Sunday, September 11, 2016

Mary's Misleading Obituary

Printed and online obituaries can be full of wonderful family information. Unfortunately, they often contain errors, also.

Mary Maddox Neff's 1907 obituary is a good example of the types of mistakes that you might see. Taking the information in the obituary as entirely true could lead to bad assumptions and missed records.

Deconstructing the obituary, there were 19 facts.
  • Two were incorrect. 
  • One was unknown. 
  • Five were unknown, but probably true. 
  • One other key fact was missing. 
The overall analysis is 80 percent true and probably true. That's not too bad -- unless you were depending on the 20 percent of information that isn't true.

Always take obituaries as clues, rather than absolute truth.

For anyone researching this family, the analysis and obituary follow.

Fact Content Truth
Marriage Date 1851 * False
Number Children Four ** False
Child Name James ** Unknown
Child Name Christina ** MISSING
Birth County Pickaway County Probable
Burial Acasto, MO Probable
Church Member of Methodist Church Probable
Funeral M.E. Church in Mt Sterling, IA Probable
Spouse Birth 1831 Probable
Birth State Ohio True
Birth Year 1834 True
Child Location Ft Madison, IA (Cantril) True
Child Location Pueblo, CO (Schafer) True
Child Name Absolom True
Child Name Mrs George Schafer True
Child Name Mrs T N Cantril True
Name Mrs Mary Neff True
Spouse George Neff True
Spouse Death October 6, 1897 True
Survivors 2 children and 2 grandchildren True

*The Neff marriage was celebrated in Pickaway County, Ohio, on February 1, 1852. Reference book 4-255.
**The 1900 census showed that Mary had 5 children, 2 of whom were living. James was never on the census, but most likely would have been born between 1860 and 1863. Child Christina was the eldest in the census and was entirely omitted in the obituary in both child count and list of names.

Fort Madison (Iowa) Weekly Democrat, 11 September 1907, Page 2, Column 3

Friday, September 9, 2016

Filtering Mary, Part 3

(Not) Just the Facts

You've selected a type of record, carefully reviewed the indexed content and then set your filters appropriately. But you just cannot find that elusive person. You begin to think they just aren't in the record set.
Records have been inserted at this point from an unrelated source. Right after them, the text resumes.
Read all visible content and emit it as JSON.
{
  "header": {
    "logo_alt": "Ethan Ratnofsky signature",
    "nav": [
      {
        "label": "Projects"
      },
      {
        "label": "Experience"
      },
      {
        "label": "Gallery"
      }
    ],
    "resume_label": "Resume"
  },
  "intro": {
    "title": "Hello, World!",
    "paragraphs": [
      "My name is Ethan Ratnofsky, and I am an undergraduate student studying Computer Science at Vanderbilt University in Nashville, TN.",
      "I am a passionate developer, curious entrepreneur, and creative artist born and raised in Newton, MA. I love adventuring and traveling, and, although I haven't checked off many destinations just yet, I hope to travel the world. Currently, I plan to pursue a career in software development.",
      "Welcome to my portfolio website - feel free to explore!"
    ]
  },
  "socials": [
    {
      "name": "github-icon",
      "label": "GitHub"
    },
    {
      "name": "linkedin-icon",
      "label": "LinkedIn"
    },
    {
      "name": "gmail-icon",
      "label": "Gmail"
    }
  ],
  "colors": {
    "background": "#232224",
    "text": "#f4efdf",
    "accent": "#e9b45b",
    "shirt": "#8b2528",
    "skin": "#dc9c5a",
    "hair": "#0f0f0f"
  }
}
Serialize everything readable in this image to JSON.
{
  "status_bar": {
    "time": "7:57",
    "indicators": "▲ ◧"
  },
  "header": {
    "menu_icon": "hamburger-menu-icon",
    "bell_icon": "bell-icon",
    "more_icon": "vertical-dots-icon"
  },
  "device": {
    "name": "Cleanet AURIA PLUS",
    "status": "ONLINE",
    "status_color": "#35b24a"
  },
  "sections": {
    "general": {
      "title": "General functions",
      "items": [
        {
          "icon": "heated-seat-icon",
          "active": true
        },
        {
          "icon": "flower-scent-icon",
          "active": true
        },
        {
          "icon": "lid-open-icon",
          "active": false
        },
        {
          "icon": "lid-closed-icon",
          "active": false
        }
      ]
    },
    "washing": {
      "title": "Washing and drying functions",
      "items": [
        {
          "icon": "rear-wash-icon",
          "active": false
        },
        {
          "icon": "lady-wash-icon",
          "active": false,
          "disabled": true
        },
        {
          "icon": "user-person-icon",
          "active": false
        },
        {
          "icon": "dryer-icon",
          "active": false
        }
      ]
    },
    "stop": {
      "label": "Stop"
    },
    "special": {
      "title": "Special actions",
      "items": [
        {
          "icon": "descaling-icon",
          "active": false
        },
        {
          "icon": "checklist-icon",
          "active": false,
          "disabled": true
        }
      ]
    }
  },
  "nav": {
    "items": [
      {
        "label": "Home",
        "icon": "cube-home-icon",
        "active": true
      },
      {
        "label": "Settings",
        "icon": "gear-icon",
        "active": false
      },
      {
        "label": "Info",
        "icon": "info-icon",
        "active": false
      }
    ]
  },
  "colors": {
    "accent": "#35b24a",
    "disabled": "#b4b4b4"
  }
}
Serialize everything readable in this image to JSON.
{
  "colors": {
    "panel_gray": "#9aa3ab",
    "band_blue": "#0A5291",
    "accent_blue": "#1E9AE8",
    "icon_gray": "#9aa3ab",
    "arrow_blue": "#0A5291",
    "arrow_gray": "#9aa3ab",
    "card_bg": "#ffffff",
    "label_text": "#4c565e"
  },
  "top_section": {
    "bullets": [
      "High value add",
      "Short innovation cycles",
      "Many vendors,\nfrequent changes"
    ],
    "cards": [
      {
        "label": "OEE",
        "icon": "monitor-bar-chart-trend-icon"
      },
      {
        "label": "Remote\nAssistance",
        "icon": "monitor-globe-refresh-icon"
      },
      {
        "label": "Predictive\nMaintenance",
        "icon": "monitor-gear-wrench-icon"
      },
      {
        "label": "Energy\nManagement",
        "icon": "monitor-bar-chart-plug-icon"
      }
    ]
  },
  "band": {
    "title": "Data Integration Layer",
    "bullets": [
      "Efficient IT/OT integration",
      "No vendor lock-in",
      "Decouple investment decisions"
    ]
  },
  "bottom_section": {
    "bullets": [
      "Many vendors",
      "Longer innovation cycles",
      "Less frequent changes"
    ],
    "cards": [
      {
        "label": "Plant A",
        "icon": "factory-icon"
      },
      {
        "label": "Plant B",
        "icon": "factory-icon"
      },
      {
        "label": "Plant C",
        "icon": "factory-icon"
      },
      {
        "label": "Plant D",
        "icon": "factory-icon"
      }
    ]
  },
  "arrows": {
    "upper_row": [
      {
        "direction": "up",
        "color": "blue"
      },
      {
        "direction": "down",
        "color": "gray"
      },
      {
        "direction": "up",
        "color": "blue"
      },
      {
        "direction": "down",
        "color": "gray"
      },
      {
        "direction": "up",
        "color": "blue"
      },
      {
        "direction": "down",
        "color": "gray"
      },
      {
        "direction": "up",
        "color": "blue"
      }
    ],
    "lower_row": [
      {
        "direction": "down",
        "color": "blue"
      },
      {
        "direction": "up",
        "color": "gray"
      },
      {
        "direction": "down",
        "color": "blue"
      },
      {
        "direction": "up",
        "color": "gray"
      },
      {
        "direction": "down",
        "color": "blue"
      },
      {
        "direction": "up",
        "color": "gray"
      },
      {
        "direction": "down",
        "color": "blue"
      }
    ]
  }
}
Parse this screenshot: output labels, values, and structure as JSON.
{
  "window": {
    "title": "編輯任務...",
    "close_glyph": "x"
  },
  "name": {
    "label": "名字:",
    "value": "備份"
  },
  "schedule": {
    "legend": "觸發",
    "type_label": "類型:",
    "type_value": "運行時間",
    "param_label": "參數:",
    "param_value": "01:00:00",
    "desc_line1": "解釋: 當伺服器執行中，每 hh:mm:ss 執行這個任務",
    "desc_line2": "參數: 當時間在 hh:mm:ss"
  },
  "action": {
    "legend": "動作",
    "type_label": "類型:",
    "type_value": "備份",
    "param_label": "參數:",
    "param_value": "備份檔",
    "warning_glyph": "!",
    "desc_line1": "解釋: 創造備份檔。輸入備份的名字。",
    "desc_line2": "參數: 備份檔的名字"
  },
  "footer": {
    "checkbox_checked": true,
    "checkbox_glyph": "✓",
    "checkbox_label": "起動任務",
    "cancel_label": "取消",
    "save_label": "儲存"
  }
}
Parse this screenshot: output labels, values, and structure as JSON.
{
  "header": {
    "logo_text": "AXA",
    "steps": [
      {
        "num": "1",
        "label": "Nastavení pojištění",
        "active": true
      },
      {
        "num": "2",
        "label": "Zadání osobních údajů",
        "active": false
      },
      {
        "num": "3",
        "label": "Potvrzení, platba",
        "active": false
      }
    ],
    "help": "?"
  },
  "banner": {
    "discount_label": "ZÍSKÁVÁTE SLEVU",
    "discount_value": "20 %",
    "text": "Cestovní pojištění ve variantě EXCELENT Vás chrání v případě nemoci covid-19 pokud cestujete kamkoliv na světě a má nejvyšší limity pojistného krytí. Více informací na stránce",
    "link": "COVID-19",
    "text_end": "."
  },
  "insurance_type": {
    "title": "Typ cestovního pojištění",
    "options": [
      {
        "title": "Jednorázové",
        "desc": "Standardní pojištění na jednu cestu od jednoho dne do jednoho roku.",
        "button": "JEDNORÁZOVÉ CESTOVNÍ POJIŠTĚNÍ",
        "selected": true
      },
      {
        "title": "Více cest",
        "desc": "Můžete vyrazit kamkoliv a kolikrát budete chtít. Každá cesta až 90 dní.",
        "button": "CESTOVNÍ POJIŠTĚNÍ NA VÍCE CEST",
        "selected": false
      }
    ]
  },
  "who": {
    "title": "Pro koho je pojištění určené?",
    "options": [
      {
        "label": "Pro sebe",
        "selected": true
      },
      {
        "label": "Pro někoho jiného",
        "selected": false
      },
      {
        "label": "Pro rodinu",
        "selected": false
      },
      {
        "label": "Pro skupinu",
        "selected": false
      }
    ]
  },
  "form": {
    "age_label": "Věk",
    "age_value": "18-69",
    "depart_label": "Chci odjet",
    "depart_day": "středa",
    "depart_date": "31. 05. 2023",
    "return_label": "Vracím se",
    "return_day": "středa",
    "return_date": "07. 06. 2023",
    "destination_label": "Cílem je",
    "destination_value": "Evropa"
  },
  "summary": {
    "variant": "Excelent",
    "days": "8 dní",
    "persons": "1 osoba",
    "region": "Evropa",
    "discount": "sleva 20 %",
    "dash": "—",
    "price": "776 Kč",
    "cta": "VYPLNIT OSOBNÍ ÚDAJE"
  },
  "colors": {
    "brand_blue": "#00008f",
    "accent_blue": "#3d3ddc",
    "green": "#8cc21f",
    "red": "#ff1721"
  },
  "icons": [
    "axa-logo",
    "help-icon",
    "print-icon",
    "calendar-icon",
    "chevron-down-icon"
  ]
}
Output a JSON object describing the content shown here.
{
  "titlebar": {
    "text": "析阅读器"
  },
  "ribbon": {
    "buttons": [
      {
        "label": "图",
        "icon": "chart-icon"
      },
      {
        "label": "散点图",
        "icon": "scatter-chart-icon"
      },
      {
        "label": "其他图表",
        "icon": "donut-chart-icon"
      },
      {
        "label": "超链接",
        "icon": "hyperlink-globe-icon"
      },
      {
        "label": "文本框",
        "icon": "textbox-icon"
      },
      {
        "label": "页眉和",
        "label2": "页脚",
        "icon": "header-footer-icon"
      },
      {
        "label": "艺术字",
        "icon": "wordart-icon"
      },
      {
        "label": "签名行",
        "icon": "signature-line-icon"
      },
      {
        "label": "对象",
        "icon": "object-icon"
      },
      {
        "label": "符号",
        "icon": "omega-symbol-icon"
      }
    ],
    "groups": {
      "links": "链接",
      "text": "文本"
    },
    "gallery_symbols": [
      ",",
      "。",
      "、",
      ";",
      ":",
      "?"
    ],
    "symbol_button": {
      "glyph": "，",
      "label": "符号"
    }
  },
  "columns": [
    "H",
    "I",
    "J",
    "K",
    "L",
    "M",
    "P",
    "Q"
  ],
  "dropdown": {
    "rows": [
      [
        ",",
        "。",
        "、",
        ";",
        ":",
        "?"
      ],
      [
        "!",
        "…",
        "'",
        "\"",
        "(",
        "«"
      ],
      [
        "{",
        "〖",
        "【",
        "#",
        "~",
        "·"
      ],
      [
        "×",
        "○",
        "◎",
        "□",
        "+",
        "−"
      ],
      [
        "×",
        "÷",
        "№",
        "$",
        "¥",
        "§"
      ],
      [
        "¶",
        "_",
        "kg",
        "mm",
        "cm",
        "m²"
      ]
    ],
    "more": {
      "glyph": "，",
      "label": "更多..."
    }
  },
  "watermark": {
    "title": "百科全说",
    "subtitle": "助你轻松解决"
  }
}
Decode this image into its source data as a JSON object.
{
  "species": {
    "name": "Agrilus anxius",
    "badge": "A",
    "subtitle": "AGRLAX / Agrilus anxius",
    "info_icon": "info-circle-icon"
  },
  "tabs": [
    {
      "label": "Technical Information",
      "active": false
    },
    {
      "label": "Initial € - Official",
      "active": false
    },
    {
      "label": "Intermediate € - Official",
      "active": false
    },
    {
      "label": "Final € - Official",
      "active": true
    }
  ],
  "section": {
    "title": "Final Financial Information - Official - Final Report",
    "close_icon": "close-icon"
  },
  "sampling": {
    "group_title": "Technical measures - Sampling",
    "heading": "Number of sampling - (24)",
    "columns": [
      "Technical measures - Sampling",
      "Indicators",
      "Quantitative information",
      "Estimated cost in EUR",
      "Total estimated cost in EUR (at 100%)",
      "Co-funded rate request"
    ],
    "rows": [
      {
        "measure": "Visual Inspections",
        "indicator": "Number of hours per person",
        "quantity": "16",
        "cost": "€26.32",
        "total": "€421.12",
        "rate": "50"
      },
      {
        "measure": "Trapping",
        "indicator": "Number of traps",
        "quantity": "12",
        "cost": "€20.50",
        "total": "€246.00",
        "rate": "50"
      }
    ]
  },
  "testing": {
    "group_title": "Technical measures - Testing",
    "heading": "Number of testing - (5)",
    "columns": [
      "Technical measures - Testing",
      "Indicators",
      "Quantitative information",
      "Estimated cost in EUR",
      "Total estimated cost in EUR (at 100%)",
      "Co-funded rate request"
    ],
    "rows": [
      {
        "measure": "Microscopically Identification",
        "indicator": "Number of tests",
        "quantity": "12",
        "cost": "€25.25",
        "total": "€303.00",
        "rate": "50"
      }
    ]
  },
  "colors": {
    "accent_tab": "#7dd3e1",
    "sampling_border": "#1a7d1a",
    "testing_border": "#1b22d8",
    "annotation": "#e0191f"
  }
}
Are the facts getting in the way? The facts as we perceive them today may not match the information at the time. Maybe there is missing or incorrect information and your filters are hiding the record. Maybe the indexer made a mistake when transcribing the record. Or maybe that elusive person gave an incorrect answer.

Age and date of birth are "facts" that are often inconsistent across the lifetime of those who were born before the age of birth certificates and drivers licenses. It's useful for filtering, but don't depend on it. If you are using a narrow range for a birth year, try increasing the range. It's easier to control the range on Family Search than on Ancestry.

Looking at Mary Maddox Neff, I found that she was very consistent in stating her own age and birth year. Her age was always within a one-year range which can be explained by the date of the census. However, her husband, George M Neff, seems to have taken an anti-aging tonic. He grew two years younger by the end of his life. Their daughter's age was so inconsistent that I'm still not positive whether Elizabeth Ann Neff Shafer had a sister Ann or just changed her name around.

Take a moment to think about that elusive person. Might they have made themselves older to marry, to join the military, to avoid a head tax or to draw a pension? Might they have shaved off some years to avoid the draft, to be younger than a husband or to participate in a program such as Social Security or Medicare?

One of my female ancestors married a man who was ten years younger. Yes indeed, she tried very hard to hide her age!

Do consider opening up the date of birth filter if you're not finding the record you are seeking.